On behalf of Tasha K. Schaffner of Schaffner Family Law posted in divorce on Tuesday, November 7, 2017.
Being a member of the U.S. armed services is likely a source of pride for you. However, it may also be a source of contention in your family, especially if it means you spend long periods of time away from home. Like many marriages of servicemembers, yours may not have survived the challenges of military life, and now how your divorce will affect your relationship with your children concerns you.
The best-case scenario is that you and your spouse arrived at an agreeable arrangement for custody that provides generous time with your children, while you are not unavailable because of your military duties. However, you certainly want a thorough understanding of your rights and the protections you have under the law.
Protecting your custody rights
Many of the issues that concern servicemembers are different from those of co-parents in other lines of work. Your deployment or relocation may significantly affect your child custody arrangements, and having a family care plan in place is something that family advocates recommend. This plan outlines the financial and medical arrangements you make for your children while you are away. It may also go into detail about the normal routines you have established with your children so that others can work to maintain those rituals.
If your service obligates you to relocate, or if your ex-spouse attempts to relocate, you may require legal assistance to protect your rights. In Kentucky and other states, the following may be true:
Family courts make the final decision about whether a parent can relocate with a child.
You may have to prove to the court that your child will benefit from your planned move.
Seeking assistance from an attorney is wise if you wish to relocate or if you suspect your co-parent is attempting to relocate with your child.
Because of your special circumstances, the law protects you from many civil actions that may take place while you are on active duty. In other words, if your spouse attempts to move forward with efforts to modify your child custody rights or relocate with your child while you are unable to participate because of your military duties, the law may grant a stay or postponement if you request one in writing. This is typically 90 days, but you may receive an extension.
Your child will likely benefit from a strong and solid relationship with you.
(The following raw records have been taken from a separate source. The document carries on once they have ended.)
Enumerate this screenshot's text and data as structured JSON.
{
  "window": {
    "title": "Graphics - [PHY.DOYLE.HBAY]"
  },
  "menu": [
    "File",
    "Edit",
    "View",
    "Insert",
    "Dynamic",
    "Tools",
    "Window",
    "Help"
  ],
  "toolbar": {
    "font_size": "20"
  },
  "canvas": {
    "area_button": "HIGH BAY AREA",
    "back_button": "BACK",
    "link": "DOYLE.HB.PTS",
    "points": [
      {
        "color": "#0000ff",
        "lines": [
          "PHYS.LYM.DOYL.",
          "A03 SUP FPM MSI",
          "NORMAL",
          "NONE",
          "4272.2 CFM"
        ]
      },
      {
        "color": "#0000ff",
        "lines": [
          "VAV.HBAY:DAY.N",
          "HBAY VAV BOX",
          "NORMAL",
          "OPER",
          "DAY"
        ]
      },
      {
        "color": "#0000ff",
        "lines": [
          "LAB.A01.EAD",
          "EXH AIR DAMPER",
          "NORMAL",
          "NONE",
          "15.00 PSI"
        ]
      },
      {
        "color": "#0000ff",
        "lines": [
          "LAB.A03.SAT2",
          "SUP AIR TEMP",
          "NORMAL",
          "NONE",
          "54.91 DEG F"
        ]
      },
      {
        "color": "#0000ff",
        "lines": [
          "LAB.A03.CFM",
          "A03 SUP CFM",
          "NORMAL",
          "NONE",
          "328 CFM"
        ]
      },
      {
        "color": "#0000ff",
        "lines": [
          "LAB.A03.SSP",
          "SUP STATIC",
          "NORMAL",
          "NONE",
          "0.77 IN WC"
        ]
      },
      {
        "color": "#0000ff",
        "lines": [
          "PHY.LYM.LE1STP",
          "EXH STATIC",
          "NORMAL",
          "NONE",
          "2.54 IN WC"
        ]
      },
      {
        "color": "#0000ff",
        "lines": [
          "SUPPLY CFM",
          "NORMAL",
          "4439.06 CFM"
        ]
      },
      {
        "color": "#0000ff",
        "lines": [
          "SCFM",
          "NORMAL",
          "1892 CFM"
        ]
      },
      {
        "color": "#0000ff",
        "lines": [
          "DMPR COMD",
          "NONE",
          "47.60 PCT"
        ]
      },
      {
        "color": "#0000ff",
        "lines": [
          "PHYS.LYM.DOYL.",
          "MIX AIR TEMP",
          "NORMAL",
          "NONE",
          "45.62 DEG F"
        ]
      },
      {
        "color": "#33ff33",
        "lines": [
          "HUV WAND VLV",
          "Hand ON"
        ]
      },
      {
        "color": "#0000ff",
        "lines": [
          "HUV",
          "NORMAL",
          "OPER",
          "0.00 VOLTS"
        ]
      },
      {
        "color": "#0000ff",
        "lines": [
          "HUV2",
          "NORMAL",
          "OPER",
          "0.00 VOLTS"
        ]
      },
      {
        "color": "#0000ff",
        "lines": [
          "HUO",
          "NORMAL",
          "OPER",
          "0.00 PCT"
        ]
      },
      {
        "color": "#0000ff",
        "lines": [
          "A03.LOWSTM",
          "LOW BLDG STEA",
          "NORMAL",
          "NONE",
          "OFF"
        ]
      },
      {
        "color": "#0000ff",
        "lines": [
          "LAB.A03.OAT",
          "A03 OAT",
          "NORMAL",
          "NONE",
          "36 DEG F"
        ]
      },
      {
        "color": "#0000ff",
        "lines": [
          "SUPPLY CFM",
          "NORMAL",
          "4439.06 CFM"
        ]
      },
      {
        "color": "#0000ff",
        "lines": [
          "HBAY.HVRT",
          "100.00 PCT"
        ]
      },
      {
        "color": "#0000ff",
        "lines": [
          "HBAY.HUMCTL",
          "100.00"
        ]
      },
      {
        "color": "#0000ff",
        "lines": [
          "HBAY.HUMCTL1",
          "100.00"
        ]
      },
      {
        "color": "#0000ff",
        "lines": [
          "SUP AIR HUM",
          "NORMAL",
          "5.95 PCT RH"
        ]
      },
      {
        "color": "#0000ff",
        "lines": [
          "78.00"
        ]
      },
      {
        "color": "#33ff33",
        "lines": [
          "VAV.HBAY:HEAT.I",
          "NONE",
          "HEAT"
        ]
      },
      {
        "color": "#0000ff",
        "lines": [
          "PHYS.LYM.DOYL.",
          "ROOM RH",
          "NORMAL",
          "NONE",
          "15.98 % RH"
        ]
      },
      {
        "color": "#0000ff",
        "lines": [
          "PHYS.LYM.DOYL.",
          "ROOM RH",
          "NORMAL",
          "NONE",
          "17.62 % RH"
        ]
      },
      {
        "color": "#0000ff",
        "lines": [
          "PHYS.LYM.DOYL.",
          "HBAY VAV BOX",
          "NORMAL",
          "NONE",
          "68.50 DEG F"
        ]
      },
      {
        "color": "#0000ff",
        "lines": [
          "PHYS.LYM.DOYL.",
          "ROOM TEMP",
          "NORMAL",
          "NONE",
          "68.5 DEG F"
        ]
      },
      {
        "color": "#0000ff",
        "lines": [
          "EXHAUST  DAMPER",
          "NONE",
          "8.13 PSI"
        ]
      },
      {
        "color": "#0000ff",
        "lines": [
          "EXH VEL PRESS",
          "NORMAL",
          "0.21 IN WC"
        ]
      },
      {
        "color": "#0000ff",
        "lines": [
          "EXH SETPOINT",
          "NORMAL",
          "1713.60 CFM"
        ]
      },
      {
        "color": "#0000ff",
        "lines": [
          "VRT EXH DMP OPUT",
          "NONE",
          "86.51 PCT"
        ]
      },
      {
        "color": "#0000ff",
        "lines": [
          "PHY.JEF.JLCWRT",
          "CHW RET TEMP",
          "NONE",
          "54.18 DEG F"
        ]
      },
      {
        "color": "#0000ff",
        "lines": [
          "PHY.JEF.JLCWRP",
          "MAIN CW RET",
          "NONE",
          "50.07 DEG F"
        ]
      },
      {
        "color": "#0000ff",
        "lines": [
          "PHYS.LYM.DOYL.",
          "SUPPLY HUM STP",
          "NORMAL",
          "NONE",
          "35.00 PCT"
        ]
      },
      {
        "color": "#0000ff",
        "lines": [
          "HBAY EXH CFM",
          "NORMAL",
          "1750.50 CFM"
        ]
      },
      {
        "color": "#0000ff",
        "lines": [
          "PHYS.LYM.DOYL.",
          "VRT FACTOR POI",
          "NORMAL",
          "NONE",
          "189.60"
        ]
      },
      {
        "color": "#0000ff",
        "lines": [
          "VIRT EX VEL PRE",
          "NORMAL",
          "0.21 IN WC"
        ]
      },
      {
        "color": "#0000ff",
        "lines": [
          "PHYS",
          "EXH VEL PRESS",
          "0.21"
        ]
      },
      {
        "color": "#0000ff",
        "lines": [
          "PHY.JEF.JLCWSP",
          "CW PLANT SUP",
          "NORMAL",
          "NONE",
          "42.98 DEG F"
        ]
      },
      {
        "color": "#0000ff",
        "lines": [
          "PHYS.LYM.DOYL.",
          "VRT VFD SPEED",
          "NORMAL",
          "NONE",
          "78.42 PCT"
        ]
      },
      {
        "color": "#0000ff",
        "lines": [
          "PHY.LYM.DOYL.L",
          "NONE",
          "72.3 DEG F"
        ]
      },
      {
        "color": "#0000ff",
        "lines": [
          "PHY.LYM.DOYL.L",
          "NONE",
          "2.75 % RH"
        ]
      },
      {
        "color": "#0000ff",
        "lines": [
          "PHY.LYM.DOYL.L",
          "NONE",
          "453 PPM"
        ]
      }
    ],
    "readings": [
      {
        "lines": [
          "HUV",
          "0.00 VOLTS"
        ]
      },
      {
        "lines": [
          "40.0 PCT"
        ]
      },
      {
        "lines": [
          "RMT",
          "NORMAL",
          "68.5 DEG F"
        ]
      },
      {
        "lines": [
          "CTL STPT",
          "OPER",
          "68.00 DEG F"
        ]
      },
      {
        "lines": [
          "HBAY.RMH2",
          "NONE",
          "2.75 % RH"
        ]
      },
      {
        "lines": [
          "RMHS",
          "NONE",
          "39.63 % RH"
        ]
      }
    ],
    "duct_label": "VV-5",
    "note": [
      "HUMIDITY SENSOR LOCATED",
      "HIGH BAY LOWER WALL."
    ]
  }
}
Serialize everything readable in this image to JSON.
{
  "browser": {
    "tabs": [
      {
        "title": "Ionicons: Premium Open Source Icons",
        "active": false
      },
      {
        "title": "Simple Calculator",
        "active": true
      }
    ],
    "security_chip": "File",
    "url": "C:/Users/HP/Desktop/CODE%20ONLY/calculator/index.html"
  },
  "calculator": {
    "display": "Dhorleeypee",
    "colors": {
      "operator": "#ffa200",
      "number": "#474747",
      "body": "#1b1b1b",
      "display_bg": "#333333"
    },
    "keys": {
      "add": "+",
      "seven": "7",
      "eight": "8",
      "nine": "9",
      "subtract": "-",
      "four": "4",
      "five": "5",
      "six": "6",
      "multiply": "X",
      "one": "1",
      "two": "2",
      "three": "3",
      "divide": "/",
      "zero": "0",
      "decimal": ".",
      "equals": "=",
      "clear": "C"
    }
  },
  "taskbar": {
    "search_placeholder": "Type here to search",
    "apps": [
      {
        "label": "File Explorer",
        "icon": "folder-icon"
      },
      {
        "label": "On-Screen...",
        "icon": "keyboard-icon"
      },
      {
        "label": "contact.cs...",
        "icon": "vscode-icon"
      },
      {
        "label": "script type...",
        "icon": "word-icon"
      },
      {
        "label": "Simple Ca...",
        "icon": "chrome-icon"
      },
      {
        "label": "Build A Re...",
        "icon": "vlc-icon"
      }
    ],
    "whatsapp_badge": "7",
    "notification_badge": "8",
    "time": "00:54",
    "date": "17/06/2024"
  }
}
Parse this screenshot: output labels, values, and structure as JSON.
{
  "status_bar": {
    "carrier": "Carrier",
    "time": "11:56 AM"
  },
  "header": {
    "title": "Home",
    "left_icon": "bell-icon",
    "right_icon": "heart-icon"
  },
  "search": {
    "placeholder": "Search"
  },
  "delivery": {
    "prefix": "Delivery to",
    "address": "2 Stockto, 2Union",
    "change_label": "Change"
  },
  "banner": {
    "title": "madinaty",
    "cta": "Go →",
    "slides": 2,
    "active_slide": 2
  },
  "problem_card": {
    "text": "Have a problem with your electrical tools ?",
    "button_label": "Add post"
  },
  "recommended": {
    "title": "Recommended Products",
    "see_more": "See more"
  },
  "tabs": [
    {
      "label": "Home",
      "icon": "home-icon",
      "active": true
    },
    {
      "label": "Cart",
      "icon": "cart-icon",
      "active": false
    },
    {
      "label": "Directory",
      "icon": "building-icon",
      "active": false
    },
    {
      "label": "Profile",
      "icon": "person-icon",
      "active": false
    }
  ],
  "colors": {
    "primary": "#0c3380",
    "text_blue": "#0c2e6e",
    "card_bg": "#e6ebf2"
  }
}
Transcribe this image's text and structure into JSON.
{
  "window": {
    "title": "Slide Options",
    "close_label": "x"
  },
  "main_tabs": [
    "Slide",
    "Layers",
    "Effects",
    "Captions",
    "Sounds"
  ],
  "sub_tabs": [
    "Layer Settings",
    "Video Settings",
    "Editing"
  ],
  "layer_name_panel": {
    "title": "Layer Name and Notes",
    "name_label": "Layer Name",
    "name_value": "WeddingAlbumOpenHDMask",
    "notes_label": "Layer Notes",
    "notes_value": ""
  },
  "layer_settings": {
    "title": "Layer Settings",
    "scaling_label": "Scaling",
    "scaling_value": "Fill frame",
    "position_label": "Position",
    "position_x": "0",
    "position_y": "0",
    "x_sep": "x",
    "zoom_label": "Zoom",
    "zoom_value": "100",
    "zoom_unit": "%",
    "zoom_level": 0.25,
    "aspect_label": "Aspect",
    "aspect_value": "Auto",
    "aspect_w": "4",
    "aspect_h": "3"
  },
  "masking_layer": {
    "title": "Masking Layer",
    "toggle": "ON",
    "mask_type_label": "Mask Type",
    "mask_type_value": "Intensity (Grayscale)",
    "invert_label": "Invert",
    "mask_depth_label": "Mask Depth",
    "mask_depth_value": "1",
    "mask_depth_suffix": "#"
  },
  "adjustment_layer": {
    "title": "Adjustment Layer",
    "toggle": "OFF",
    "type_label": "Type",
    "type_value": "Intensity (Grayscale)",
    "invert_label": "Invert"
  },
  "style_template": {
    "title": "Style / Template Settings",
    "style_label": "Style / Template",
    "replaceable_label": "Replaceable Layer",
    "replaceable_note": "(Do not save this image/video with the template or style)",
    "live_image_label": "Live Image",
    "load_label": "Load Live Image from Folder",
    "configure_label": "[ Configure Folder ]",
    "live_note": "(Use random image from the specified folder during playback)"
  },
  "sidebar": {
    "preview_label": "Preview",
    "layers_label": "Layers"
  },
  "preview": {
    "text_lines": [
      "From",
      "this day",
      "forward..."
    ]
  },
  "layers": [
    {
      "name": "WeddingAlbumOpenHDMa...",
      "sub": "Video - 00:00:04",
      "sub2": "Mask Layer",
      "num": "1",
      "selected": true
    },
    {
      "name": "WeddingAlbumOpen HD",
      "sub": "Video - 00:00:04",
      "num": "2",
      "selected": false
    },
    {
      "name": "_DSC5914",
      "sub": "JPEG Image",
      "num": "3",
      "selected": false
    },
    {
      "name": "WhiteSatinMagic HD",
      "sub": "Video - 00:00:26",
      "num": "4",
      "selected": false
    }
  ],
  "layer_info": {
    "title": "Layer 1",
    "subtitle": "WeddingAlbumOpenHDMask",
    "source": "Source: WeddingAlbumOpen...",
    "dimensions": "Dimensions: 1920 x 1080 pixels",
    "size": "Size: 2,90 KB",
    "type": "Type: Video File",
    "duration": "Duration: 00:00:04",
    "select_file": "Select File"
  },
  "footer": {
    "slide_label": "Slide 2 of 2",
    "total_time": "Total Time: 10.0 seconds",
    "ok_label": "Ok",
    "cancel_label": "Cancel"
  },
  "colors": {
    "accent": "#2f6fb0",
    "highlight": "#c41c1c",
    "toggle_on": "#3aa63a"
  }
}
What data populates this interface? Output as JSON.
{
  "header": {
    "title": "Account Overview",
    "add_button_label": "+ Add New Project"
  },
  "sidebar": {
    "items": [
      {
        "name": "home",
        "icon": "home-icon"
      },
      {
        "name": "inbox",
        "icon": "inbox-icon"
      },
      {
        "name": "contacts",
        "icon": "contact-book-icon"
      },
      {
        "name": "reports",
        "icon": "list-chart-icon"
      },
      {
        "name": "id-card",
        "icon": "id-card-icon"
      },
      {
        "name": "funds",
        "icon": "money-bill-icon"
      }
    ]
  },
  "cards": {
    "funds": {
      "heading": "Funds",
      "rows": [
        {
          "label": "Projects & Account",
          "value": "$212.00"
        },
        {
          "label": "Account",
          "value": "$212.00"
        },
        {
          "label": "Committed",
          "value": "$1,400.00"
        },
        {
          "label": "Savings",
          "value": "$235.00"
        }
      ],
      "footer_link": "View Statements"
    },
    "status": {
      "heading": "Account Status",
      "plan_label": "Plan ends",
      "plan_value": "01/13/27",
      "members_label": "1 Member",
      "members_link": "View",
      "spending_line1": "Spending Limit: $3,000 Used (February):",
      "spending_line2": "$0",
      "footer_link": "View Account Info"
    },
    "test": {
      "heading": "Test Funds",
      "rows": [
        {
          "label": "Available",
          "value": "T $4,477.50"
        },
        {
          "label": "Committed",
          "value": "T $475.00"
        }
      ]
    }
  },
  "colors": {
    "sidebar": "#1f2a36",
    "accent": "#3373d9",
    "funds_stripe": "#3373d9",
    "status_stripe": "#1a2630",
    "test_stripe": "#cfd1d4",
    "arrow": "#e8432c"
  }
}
Your service to this country should not jeopardize that relationship. Knowing your rights and finding a dedicated legal ally will provide you with a definite advantage.